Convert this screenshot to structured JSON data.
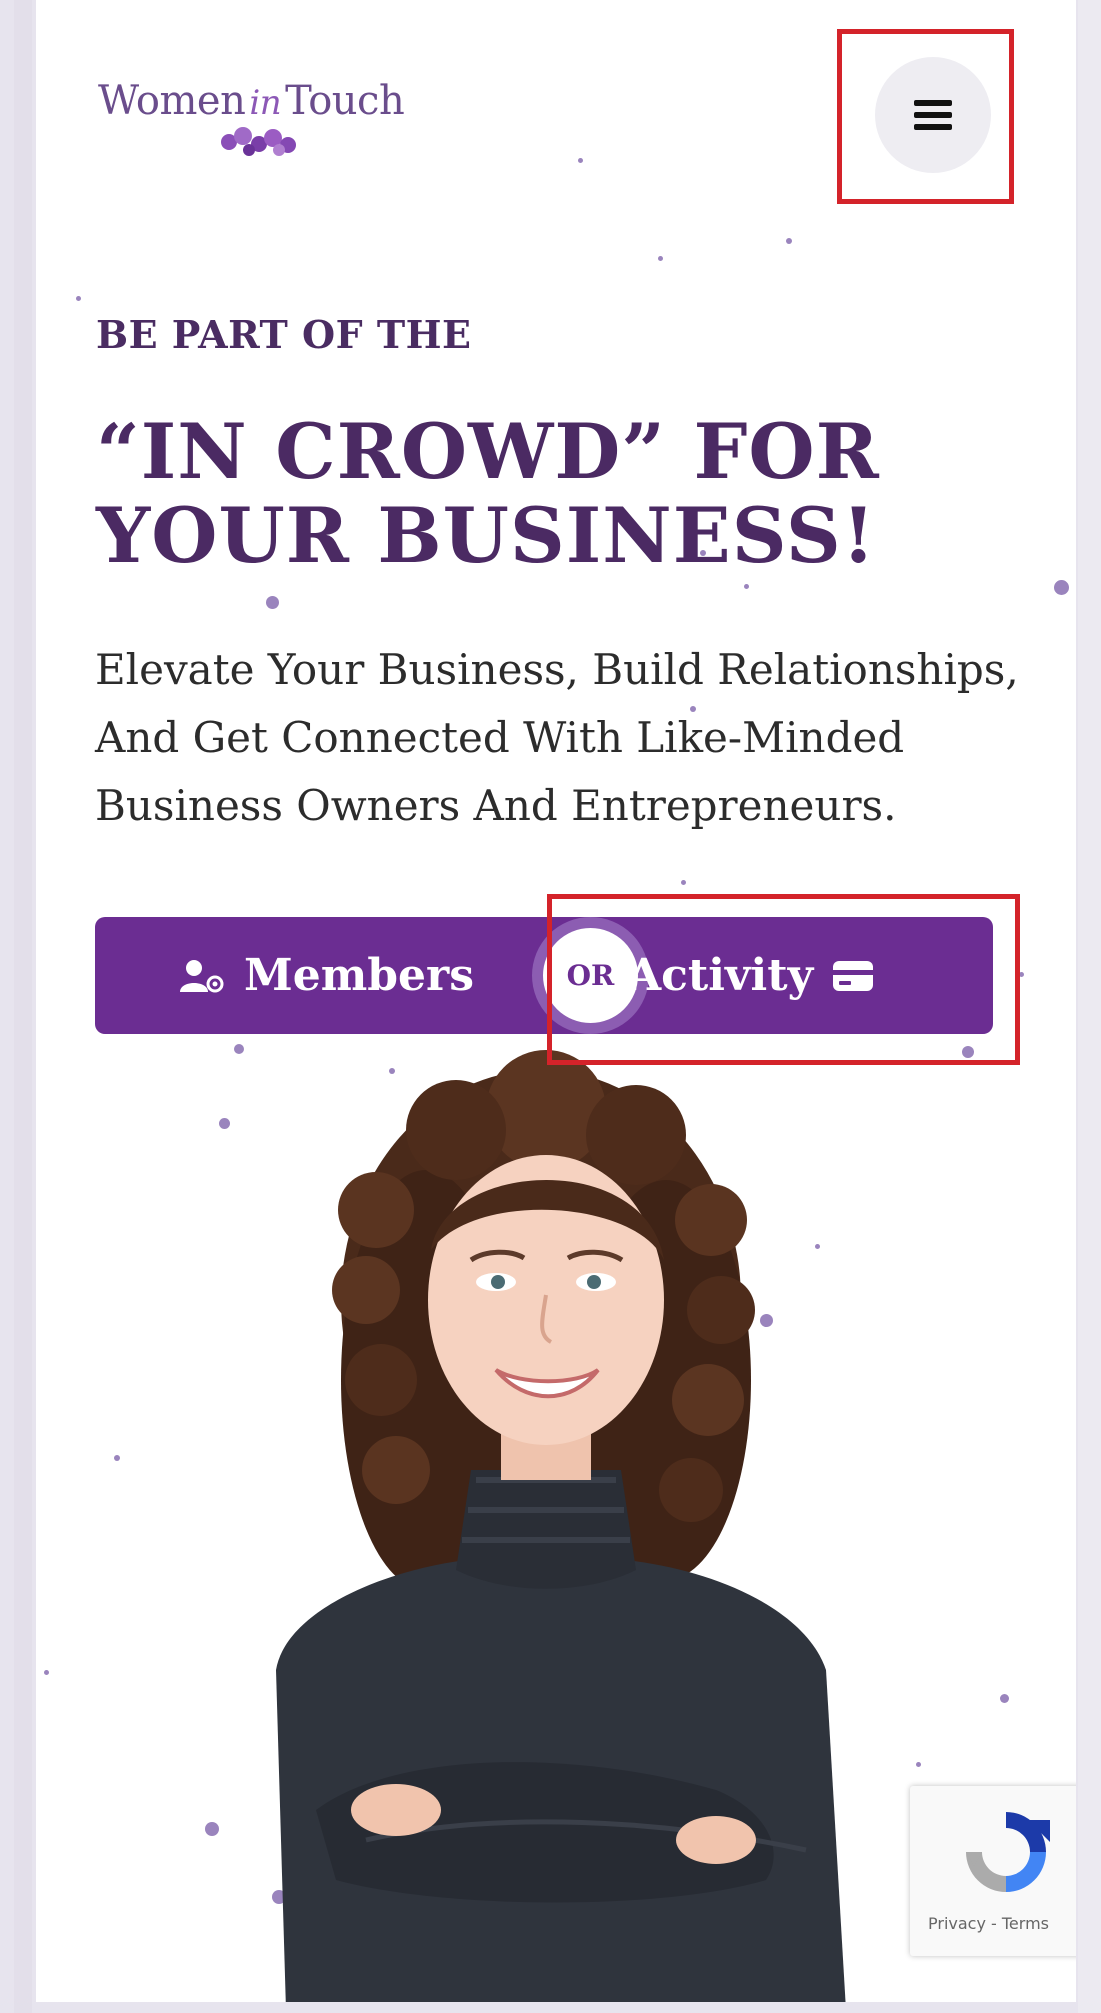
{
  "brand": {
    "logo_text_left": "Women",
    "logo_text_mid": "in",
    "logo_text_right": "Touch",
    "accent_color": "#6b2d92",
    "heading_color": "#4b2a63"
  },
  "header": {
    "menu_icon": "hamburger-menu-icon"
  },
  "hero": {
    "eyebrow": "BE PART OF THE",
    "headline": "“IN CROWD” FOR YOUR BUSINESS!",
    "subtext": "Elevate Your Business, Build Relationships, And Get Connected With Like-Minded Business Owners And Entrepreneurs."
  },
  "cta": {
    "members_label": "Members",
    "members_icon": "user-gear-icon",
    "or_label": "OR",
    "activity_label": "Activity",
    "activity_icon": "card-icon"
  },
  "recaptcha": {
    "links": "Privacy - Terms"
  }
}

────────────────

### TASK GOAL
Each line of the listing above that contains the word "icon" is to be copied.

### PROBLEM SOLUTION
    "menu_icon": "hamburger-menu-icon"
    "members_icon": "user-gear-icon",
    "activity_icon": "card-icon"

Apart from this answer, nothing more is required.